I titled this section 'The Block Warden Arrives'. This refers to the role in Germany during the Nazi period (1933-45) though similar positions were used in the Portuguese Colonial War (1961-74) and in Argentina (1976-83). A block warden is a representative of the dominant party/state regime who in Germany oversaw around 40-60 houses and not only spreads propaganda in favour of the regime but monitors that his/her neighbours are complying with the regime's wishes, not simply passively but in an active way. Anyone, in the individual's judgement, who is not complying or without insufficient vigour or that the block warden simply dislikes, is arrested by the secret police and imprisoned/tortured/killed. The example from Argentina which brought the term 'the disappeared' to the world, is probably the model most likely to be adopted in the UK. Most simply people would disappear usually for long-term imprisonment or execution without their families ever knowing what happened to them.

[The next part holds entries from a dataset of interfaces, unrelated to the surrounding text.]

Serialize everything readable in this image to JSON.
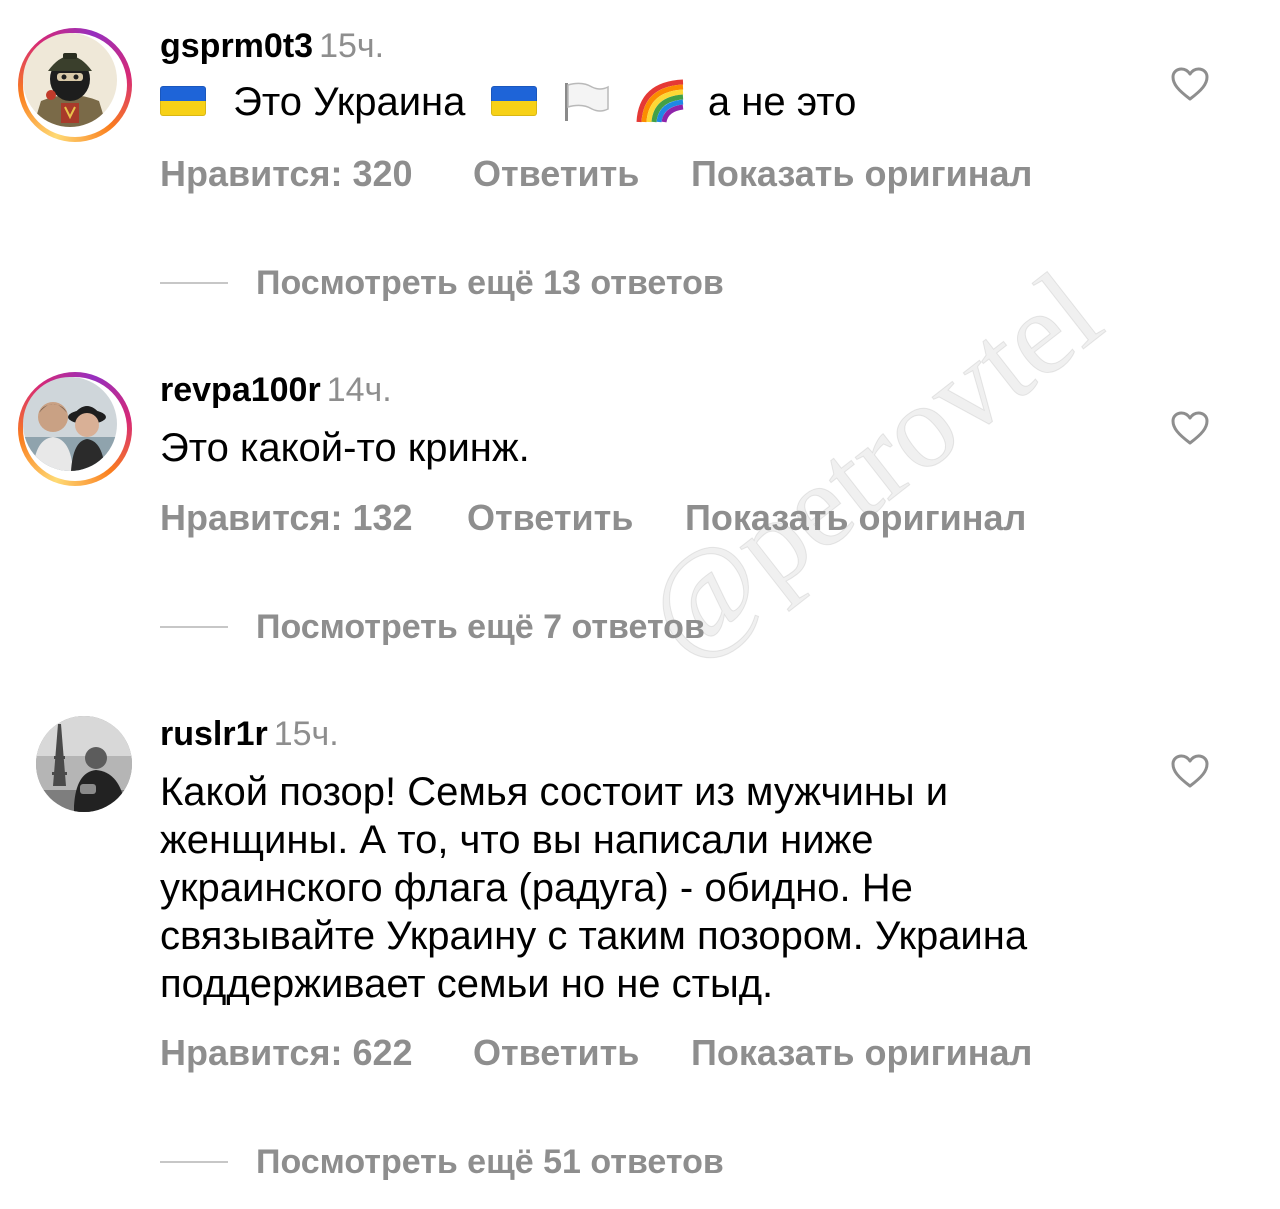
{
  "comments": [
    {
      "username": "gsprm0t3",
      "time": "15ч.",
      "text_part1": "Это Украина",
      "text_part2": "а не это",
      "likes": "Нравится: 320",
      "reply": "Ответить",
      "show_original": "Показать оригинал",
      "view_more": "Посмотреть ещё 13 ответов",
      "avatar_icon": "soldier-avatar",
      "heart_icon": "heart-outline-icon"
    },
    {
      "username": "revpa100r",
      "time": "14ч.",
      "text": "Это какой-то кринж.",
      "likes": "Нравится: 132",
      "reply": "Ответить",
      "show_original": "Показать оригинал",
      "view_more": "Посмотреть ещё 7 ответов",
      "avatar_icon": "couple-photo-avatar",
      "heart_icon": "heart-outline-icon"
    },
    {
      "username": "ruslr1r",
      "time": "15ч.",
      "text": "Какой позор! Семья состоит из мужчины и женщины. А то, что вы написали ниже украинского флага (радуга) - обидно. Не связывайте Украину с таким позором. Украина поддерживает семьи но не стыд.",
      "likes": "Нравится: 622",
      "reply": "Ответить",
      "show_original": "Показать оригинал",
      "view_more": "Посмотреть ещё 51 ответов",
      "avatar_icon": "man-with-eiffel-tower-avatar",
      "heart_icon": "heart-outline-icon"
    }
  ],
  "watermark": "@petrovtel",
  "colors": {
    "text": "#000000",
    "secondary": "#8e8e8e",
    "divider": "#c7c7c7",
    "flag_blue": "#1e64d8",
    "flag_yellow": "#f7d117"
  }
}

What we are seeing in the UK at present with people reporting Asian neighbours plus the government trying to compel community workers to spy for them is a back door introduction of the block warden approach. Once in a while they may catch someone who is a real threat, but recent evidence shows that even the security services with their high tech equipment have arrested innocent people. Such powers are quickly abused especially by small-minded people who see their personal quirks as issues of national security, so people will be put under suspicion, not because they have any genuine terrorist sympathies but because some neighbour simply dislikes them or they parked in 'their' slot or their children were noisy or something. Such an approach actually wastes the time of the police and security services and creates so much 'traffic' of denunciation and counter-denunciation that it provides good cover for genuine criminals and even terrorists, though of course, their numbers are in fact tiny.
It is clear that more and more British people, often those very individuals who have been working hard to keep their communities in a fit state, are being compelled to work for what is increasingly a state machine aiming to police people's thinking. These people are often reluctant but history has always shown us there are always the 'little Hitlers' who relish such roles and you can imagine the bullyboys of the English Defence League queuing up to become these monitors in their neighbourhoods. I have noted before how local authorities have been abusing anti-terrorist laws to carry out their own agendas often in punishing people for violating (or for being suspected, however wrongly, of trying to violate) local regulations. The Prevent approach is simply giving them yet more abilities for them and even simple members of the public with which to beat the people they do not like in their neighbourhood.